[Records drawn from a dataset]

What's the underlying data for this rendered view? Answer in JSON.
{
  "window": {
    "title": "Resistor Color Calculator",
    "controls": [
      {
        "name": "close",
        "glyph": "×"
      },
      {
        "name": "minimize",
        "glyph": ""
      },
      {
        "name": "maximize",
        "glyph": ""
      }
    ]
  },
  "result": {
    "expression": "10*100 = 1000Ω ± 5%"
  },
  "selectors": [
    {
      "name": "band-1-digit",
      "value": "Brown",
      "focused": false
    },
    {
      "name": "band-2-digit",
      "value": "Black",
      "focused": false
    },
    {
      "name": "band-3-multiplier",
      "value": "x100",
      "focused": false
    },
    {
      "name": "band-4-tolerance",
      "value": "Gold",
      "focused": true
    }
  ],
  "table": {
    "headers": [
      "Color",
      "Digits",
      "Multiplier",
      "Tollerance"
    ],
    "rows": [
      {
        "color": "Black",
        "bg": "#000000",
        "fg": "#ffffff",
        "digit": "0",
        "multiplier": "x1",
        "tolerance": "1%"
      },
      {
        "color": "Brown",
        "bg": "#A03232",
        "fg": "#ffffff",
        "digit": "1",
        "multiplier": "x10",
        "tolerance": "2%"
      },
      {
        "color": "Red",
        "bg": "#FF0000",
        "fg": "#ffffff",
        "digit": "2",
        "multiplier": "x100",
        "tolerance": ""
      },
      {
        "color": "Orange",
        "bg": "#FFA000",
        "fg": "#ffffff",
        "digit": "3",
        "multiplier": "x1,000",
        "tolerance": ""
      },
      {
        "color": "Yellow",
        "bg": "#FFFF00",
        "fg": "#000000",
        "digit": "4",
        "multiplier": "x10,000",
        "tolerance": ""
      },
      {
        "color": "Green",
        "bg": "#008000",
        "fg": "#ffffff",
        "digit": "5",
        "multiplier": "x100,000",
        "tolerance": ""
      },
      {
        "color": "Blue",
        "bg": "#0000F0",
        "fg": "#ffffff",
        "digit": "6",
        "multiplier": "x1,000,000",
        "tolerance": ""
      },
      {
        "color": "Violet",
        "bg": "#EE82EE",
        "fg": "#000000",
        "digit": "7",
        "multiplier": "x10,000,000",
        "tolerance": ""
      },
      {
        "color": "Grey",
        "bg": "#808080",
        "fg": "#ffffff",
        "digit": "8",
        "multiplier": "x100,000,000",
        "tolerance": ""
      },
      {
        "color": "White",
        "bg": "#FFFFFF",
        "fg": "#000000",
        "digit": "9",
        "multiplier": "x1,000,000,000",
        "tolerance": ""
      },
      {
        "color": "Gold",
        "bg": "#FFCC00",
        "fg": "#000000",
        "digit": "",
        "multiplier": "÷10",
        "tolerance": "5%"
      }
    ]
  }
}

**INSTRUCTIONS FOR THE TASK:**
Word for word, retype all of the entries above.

**PROBLEM SOLUTION:**
What's the underlying data for this rendered view? Answer in JSON.
{
  "window": {
    "title": "Resistor Color Calculator",
    "controls": [
      {
        "name": "close",
        "glyph": "×"
      },
      {
        "name": "minimize",
        "glyph": ""
      },
      {
        "name": "maximize",
        "glyph": ""
      }
    ]
  },
  "result": {
    "expression": "10*100 = 1000Ω ± 5%"
  },
  "selectors": [
    {
      "name": "band-1-digit",
      "value": "Brown",
      "focused": false
    },
    {
      "name": "band-2-digit",
      "value": "Black",
      "focused": false
    },
    {
      "name": "band-3-multiplier",
      "value": "x100",
      "focused": false
    },
    {
      "name": "band-4-tolerance",
      "value": "Gold",
      "focused": true
    }
  ],
  "table": {
    "headers": [
      "Color",
      "Digits",
      "Multiplier",
      "Tollerance"
    ],
    "rows": [
      {
        "color": "Black",
        "bg": "#000000",
        "fg": "#ffffff",
        "digit": "0",
        "multiplier": "x1",
        "tolerance": "1%"
      },
      {
        "color": "Brown",
        "bg": "#A03232",
        "fg": "#ffffff",
        "digit": "1",
        "multiplier": "x10",
        "tolerance": "2%"
      },
      {
        "color": "Red",
        "bg": "#FF0000",
        "fg": "#ffffff",
        "digit": "2",
        "multiplier": "x100",
        "tolerance": ""
      },
      {
        "color": "Orange",
        "bg": "#FFA000",
        "fg": "#ffffff",
        "digit": "3",
        "multiplier": "x1,000",
        "tolerance": ""
      },
      {
        "color": "Yellow",
        "bg": "#FFFF00",
        "fg": "#000000",
        "digit": "4",
        "multiplier": "x10,000",
        "tolerance": ""
      },
      {
        "color": "Green",
        "bg": "#008000",
        "fg": "#ffffff",
        "digit": "5",
        "multiplier": "x100,000",
        "tolerance": ""
      },
      {
        "color": "Blue",
        "bg": "#0000F0",
        "fg": "#ffffff",
        "digit": "6",
        "multiplier": "x1,000,000",
        "tolerance": ""
      },
      {
        "color": "Violet",
        "bg": "#EE82EE",
        "fg": "#000000",
        "digit": "7",
        "multiplier": "x10,000,000",
        "tolerance": ""
      },
      {
        "color": "Grey",
        "bg": "#808080",
        "fg": "#ffffff",
        "digit": "8",
        "multiplier": "x100,000,000",
        "tolerance": ""
      },
      {
        "color": "White",
        "bg": "#FFFFFF",
        "fg": "#000000",
        "digit": "9",
        "multiplier": "x1,000,000,000",
        "tolerance": ""
      },
      {
        "color": "Gold",
        "bg": "#FFCC00",
        "fg": "#000000",
        "digit": "",
        "multiplier": "÷10",
        "tolerance": "5%"
      }
    ]
  }
}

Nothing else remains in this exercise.